Head (Cephalic)

  1. Skull (Cranial)
    forehead (frontal)
  2. Face – Facial
    eye – Orbital
    ear – Otic
    cheek – Buccal
    nose – Nasal
    mouth – Oral
    chine- Mental
  3. Neck – Cervical
  4. Shoulder- Acromial
  5. Upper Extremity
    armpit – axillary
    arm- brachial
    Front of elbow- antecubital
    Back of elbow- Olecranial
    Wrist- carpal
    Palm – metacarpal
    Posterior surface of hand – dorsal
    Fingers – Phalangeal
  6. Trunk –Front
    Chest – thoracic
    Breast- mammary
  7. Abdomen
    Navel – umbilical
    Hip – Coxal
    Pubis- Pubic
  8. Trunk –the Back
    Back – Dorsal
    Loin – Lumbar
  9. Lower Extremity
    Buttock – Gluteal
    Thigh- Femoral
    Anterior knee – Popliteal
    Leg – Crural
    Calf – Sural
  10. Foot – Pedal
    Ankle – Tarsal
    Top of Foot – Dorsal
    Sole of Foot- Plantar
    Heel- Calcaneal
    Toes – Digital or Phalangeal

Body Cavities

Dorsal and Ventral Body Cavities The ventral cavity includes the thoracic and abdominopelvic cavities and their subdivisions. The dorsal cavity includes the cranial and spinal cavities.

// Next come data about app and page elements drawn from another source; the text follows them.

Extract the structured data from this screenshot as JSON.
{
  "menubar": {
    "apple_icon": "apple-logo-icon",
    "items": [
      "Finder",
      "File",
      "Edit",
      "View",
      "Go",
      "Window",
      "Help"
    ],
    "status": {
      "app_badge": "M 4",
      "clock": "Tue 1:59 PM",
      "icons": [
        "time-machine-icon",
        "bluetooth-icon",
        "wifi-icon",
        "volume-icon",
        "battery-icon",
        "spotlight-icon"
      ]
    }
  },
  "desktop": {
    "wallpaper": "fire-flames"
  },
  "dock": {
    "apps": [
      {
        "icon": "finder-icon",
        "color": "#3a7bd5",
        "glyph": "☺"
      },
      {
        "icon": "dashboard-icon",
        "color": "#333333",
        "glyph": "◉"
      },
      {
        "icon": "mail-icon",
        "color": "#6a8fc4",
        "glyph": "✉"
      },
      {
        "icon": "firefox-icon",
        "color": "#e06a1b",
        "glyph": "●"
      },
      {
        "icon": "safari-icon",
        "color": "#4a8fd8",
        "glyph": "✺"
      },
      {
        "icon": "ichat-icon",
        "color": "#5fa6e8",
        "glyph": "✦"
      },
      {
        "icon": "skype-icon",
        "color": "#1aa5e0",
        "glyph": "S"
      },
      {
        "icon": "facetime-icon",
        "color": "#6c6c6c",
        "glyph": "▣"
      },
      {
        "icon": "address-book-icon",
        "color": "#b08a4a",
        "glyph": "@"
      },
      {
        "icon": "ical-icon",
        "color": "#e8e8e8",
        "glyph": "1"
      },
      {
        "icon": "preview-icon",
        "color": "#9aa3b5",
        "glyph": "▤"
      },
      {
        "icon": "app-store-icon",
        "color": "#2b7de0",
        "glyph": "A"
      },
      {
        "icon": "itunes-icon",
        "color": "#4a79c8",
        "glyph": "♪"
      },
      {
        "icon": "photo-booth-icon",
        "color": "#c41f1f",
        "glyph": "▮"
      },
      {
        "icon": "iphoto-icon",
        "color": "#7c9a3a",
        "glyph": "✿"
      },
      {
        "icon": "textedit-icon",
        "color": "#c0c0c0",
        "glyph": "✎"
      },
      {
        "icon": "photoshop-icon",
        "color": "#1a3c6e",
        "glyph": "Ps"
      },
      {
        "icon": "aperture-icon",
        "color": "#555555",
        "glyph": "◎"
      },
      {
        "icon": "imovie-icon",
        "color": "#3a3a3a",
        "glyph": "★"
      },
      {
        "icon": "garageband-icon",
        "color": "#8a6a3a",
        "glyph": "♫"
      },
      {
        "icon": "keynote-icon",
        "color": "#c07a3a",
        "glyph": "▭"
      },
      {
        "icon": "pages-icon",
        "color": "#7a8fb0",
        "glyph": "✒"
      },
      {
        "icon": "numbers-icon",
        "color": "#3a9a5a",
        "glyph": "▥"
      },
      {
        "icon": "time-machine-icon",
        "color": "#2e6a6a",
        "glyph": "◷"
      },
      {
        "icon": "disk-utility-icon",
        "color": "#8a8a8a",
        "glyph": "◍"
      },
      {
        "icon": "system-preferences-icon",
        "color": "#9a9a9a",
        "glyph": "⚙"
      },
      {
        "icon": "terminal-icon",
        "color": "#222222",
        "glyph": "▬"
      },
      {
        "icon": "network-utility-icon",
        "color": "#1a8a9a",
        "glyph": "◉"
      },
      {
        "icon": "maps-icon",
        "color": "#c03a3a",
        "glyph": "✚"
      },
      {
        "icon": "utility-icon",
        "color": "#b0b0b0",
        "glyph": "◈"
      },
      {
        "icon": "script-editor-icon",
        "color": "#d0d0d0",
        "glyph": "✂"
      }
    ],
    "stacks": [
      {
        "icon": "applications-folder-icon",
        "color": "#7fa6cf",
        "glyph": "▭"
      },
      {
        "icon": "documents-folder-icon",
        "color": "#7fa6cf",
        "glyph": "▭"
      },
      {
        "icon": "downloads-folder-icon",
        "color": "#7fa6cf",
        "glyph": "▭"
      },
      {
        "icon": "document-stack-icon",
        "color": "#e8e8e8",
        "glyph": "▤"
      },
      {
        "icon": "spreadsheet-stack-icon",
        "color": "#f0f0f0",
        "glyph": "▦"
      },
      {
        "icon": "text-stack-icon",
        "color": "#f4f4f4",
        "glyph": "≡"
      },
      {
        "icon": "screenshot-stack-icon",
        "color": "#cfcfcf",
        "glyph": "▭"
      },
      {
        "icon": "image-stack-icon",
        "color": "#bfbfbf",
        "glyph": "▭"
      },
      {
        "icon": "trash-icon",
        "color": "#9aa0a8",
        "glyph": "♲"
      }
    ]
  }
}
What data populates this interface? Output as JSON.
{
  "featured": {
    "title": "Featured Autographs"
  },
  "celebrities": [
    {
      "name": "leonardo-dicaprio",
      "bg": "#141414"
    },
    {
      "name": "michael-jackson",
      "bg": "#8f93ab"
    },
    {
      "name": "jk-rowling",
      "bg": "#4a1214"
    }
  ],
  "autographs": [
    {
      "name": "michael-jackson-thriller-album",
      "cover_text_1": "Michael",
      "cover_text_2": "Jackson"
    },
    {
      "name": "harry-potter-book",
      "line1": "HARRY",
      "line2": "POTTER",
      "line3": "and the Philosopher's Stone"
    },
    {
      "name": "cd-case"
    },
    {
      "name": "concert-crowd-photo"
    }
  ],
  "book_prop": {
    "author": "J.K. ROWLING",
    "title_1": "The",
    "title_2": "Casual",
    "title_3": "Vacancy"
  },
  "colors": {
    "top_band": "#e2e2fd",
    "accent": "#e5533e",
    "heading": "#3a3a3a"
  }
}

Access for free at
  1.  Dorsal Cavity – Posterior
    Cranial Cavity – skull (cranial ) bones, contain the brain
    Spinal Cavity – or vertebral cavity; vertebrae which contains the spinal cord
  2. Ventral Cavity – Anterior; two subdivisions
    Thoracic Cavity – chest cavity, enclosed by ribs; separated from the abdominal cavity by the diaphragm. contain heart and lungs.
    Made up of Pleural cavity which contains the lungs. Pericardial cavity contains the heart. Mediastinum contains the lungs from the breastbone to the vertebrae that contain the heart, thymus, esophagus, trachea and several blood vessels and lymphatic vessels

    Abdominopelvic cavity – area below diaphragm;
    Abdominal Cavity – contains stomach, spleen, liver, pancreas, small intestine and most of large intestine
    Pelvic Cavity – contains urinary bladder, reproductive organs and some large intestines.
  3. Abdominal quadrants:

    right upper quadrant – (RUQ) stomach, duodenum, liver, gall bladder, rt. transverse colon
    left upper quadrant – (LUQ ) stomach, spleen, left transverse colon
Regions and Quadrants of the Peritoneal Cavity There are (a) nine abdominal regions and (b) four abdominal quadrants in the peritoneal cavity. Access for free at

right lower quadrant – (RLQ) appendix, ascending colon, sacroiliac joint

  left lower quadrant – ( LLQ) descending colon, sacroiliac joint